It looks like digital music sales will only continue to increase. Steve Jobs of Apple has made it even easier for music fans to purchase and download music from the iTunes store by removing all Digital Rights Management software from its files. But, accessibility comes at a price—$1.29 to be exact. Amazon and other online stores have been selling DRM-free files for almost a year, but iTunes was the last to hold out with the labels' demands. So if both Apple and the music industry are winners, where does that leave the consumer?

Pioneering punk guitarist Ron Asheton of the Stooges died this week at the age of 60. While he died at young age, Asheton lived long enough to experience a Stooges reunion and revived fan interest. He is best remembered through his music, in albums like Fun House. And you can listen to Asheton's 2006 interview with Jim and Greg during this Sound Opinions episode.

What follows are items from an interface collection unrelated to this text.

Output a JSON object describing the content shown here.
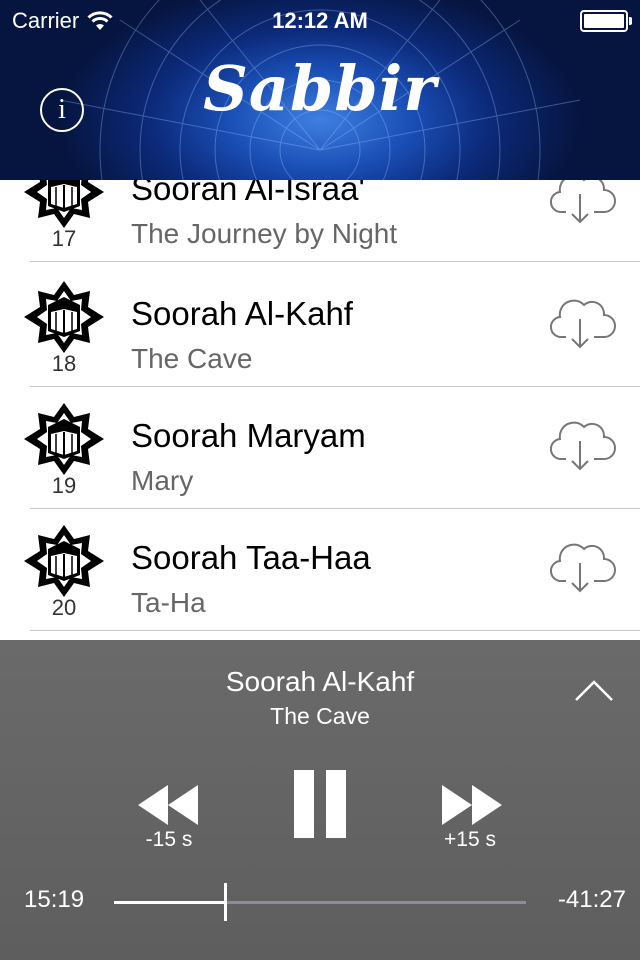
{
  "status": {
    "carrier": "Carrier",
    "time": "12:12 AM"
  },
  "header": {
    "title": "Sabbir",
    "info_label": "i"
  },
  "list": {
    "items": [
      {
        "number": "17",
        "title": "Sooran Al-Israa'",
        "subtitle": "The Journey by Night"
      },
      {
        "number": "18",
        "title": "Soorah Al-Kahf",
        "subtitle": "The Cave"
      },
      {
        "number": "19",
        "title": "Soorah Maryam",
        "subtitle": "Mary"
      },
      {
        "number": "20",
        "title": "Soorah Taa-Haa",
        "subtitle": "Ta-Ha"
      }
    ]
  },
  "player": {
    "title": "Soorah Al-Kahf",
    "subtitle": "The Cave",
    "rewind_label": "-15 s",
    "forward_label": "+15 s",
    "elapsed": "15:19",
    "remaining": "-41:27",
    "progress_fraction": 0.27
  },
  "icons": {
    "info": "info-icon",
    "emblem": "kaaba-star-icon",
    "download": "cloud-download-icon",
    "collapse": "chevron-up-icon",
    "rewind": "rewind-icon",
    "pause": "pause-icon",
    "forward": "fast-forward-icon",
    "wifi": "wifi-icon",
    "battery": "battery-icon"
  },
  "colors": {
    "header_blue": "#1a4fb6",
    "player_bg": "#646464",
    "divider": "#c8c8cc"
  }
}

Go to episode 163

Music News

Sound Opinions is sad to report the death of Stooges drummer Scott Asheton at age 64. This punk pioneer took the rhythms of Bo Diddley and the Velvet Underground's Moe Tucker and piled on the aggression, carving out the sound that would soon define punk, Jim explains. Listening to him pummel the drums on early Stooges albums, it's no surprise that Asheton (whose family couldn't afford a proper trap set) first learned to play by banging hammers on oil cans. Along with his brother Ron on guitar, Scott was described as the gasoline that Iggy's match set aflame. Jim and Greg honor the drummer by playing "1969" from the Stooges‘ debut album, a punk inferno that Asheton’s brutal rhythms kept burning bright.

It's the double feature that everybody was waiting for… in 1994. Nine Inch Nails and Soundgarden are teaming up for a summer tour, just in time for the 20th anniversaries of NIN's Downward Spiral and Soundgarden's Superunknown. Soundgarden frontman Chris Cornell says he's always been a NIN fan, and that he'd love to jam with the band onstage—but Trent Reznor might not be so enthused. Back in 2009, Reznor took Cornell to task on Sound Opinions, calling his Timbaland-produced solo album an“impressively bad”sell-out. Maybe NIN will bring on a more suitable collaborator for its next tour.

The 2014 SXSW Music Conference, normally a festive event, which brings tens of thousands of people to Austin every year, will unfortunately be remembered as a tragic one. A horrific car crash early Thursday morning resulted in the death of three people and the injury of many more. Also making headlines was Lady Gaga. The pop diva not only performed at a contoversial event for a snack food company, she gave the keynote address. According to Gaga, without sponsors, there wouldn‘t be music events; labels can’t afford it. A surprising assertion from a woman who later touted her music industry rebellion.

Go to episode 434